Many plastic bottles are washing up on Poldhu Beach in Cornwall, UK this week, making the waves literally pink.
It appears that a whopping 27,000 of these bright pink bottles—believed to be Vanish brand detergent—have washed ashore, prompting wildlife warnings in the area due to the potentially toxic contents of the bottles, according to UK-based ocean advocacy group Surfers Against Sewage.
MailOnline reported that the bright pink bottles have been "strewn across bubbly sand as far as the eye can see" and even more bottles are expected to wash up in the coming days, the National Trust (who owns the beach) said.
Many of the bottles are full but some have leaked, a Cornwall council spokeswoman said. As you can see in the photos, the soapy content in the bottles have coated the shoreline with foam.

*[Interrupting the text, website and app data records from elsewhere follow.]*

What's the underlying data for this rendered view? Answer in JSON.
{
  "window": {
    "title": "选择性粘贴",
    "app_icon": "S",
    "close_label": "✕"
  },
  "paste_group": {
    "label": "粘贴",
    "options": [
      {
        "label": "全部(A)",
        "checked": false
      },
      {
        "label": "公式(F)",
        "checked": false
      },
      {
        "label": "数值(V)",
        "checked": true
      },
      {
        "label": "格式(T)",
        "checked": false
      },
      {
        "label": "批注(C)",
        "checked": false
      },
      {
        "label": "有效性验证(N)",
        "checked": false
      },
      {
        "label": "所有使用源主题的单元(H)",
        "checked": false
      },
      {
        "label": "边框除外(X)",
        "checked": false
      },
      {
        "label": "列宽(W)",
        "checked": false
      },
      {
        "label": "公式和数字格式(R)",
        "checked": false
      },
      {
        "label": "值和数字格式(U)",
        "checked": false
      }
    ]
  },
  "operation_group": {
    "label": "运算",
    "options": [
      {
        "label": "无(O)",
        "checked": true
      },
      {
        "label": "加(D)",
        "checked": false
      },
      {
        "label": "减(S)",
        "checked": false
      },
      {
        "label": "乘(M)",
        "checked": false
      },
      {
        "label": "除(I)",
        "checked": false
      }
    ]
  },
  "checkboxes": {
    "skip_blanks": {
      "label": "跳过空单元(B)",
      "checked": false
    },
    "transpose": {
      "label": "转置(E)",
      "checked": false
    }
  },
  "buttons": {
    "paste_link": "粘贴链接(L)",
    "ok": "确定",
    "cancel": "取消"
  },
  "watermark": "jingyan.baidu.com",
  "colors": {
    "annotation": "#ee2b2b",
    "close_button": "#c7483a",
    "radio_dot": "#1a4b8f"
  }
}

Conservationists told the BBC that nearby coves including Gunwalloe, Polurrian, Church Cove and Marazion have also been affected.
Although many people volunteered to pick up the plastic litter, they have also been warned to stay away.

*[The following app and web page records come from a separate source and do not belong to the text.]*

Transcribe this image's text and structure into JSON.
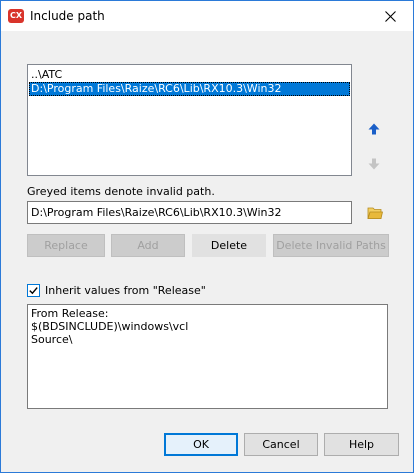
{
  "window": {
    "app_icon_text": "CX",
    "title": "Include path"
  },
  "paths": {
    "items": [
      {
        "label": "..\\ATC",
        "selected": false
      },
      {
        "label": "D:\\Program Files\\Raize\\RC6\\Lib\\RX10.3\\Win32",
        "selected": true
      }
    ]
  },
  "hint": "Greyed items denote invalid path.",
  "path_input": {
    "value": "D:\\Program Files\\Raize\\RC6\\Lib\\RX10.3\\Win32"
  },
  "actions": {
    "replace": "Replace",
    "add": "Add",
    "delete": "Delete",
    "delete_invalid": "Delete Invalid Paths"
  },
  "inherit": {
    "label": "Inherit values from \"Release\"",
    "checked": true
  },
  "inherited_values": {
    "lines": [
      "From Release:",
      "$(BDSINCLUDE)\\windows\\vcl",
      "Source\\"
    ]
  },
  "footer": {
    "ok": "OK",
    "cancel": "Cancel",
    "help": "Help"
  },
  "icons": {
    "app": "cx-app-icon",
    "close": "close-icon",
    "move_up": "arrow-up-icon",
    "move_down": "arrow-down-icon",
    "browse": "folder-icon",
    "check": "checkmark-icon"
  },
  "colors": {
    "selection": "#0078d7",
    "up_arrow": "#1a5fc8",
    "folder": "#e8b93b",
    "app_icon": "#d9342b"
  }
}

"In the meantime the public are advised to keep children and dogs at a safe distance from the bottles should any more be washed up," a Cornwall council spokeswoman said. "No attempt should be made to recover the bottles."
In a blog post, Surfers Against Sewage warned about the harmful contents of the bottles:

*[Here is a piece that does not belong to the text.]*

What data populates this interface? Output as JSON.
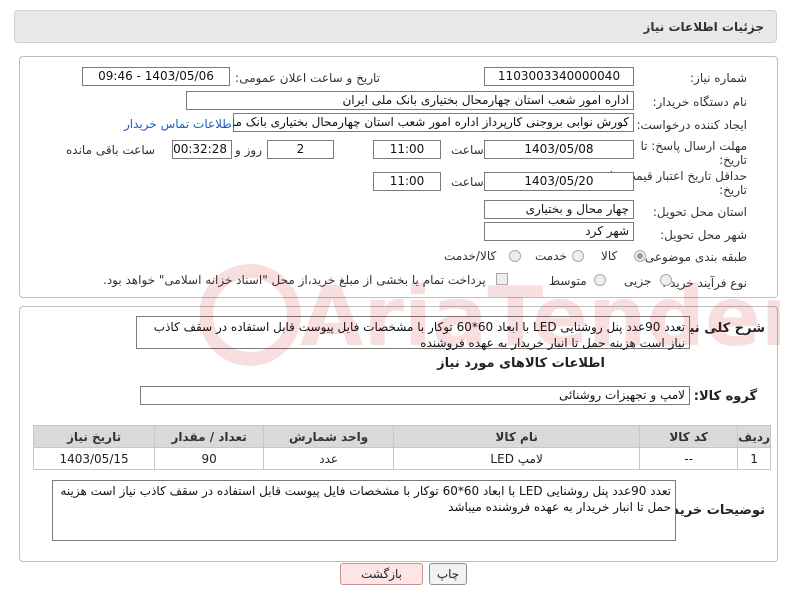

"WARNING: These bottles are thought to contain hazardous and toxic chemicals, only handle with extreme care or report bottles to Cornwall Council and SAS to be removed by experts. Please remember, the contents are most likely toxic and if you decide to remove them, please take precautions (wearing gloves and store in an appropriate container)."
The area is currently being monitored by the Maritime and Coastguard Agency and Natural England. A wildlife warning has been issued for the area as the contents of the soap could be harmful to natural life, MailOnline reported.
Cornwall Wildlife Trust told the BBC it was "highly concerned" about the impact on "sensitive marine life."
"The main worry is all that detergent going into our beautiful marine environment, but thankfully most are full," Justin Whitehouse, from the National Trust, told the BBC.
Surfers Against Sewage said in a blog post that the bottles originated from a shipping vessel, which reportedly lost "a number of containers" near Land's End in May last year.
The group adds that recent winter storms have purportedly caused the bottles to redistribute around the area:
"Our friends at Lizard National Trust were the first to spot these bottles on their beaches and believe they are from the container ship, DS Blue Ocean, that lost a number of containers overboard near Lands End in May 2015. 27 tonnes of Vanish detergent were in one of these containers. These containers will have been lying on the sea floor since May, disturbed and reanimated by the recent winter storms that are now distributing them onto ever beach, cove and rock pool the tides, winds and swell can reach."
The Maritime and Coastguard Agency said (via the BBC) that "while it is fact that the MV Blue Ocean lost a container containing bottles of 'Vanish,' there is no currently available evidence that the bottles washed up on the Cornish coast are from this container; all evidence is currently circumstantial."
A Vanish spokesman told MailOnline they are unsure if the bottles are theirs, but that it "looks that way."
"We're working closely to get samples back. It's a concern and we're working with the authorities while we investigate if they're our bottles," he added.
Photo credit: Surfers Against Sewage
Cleanup efforts are underway. Watch this video from The Guardian for more: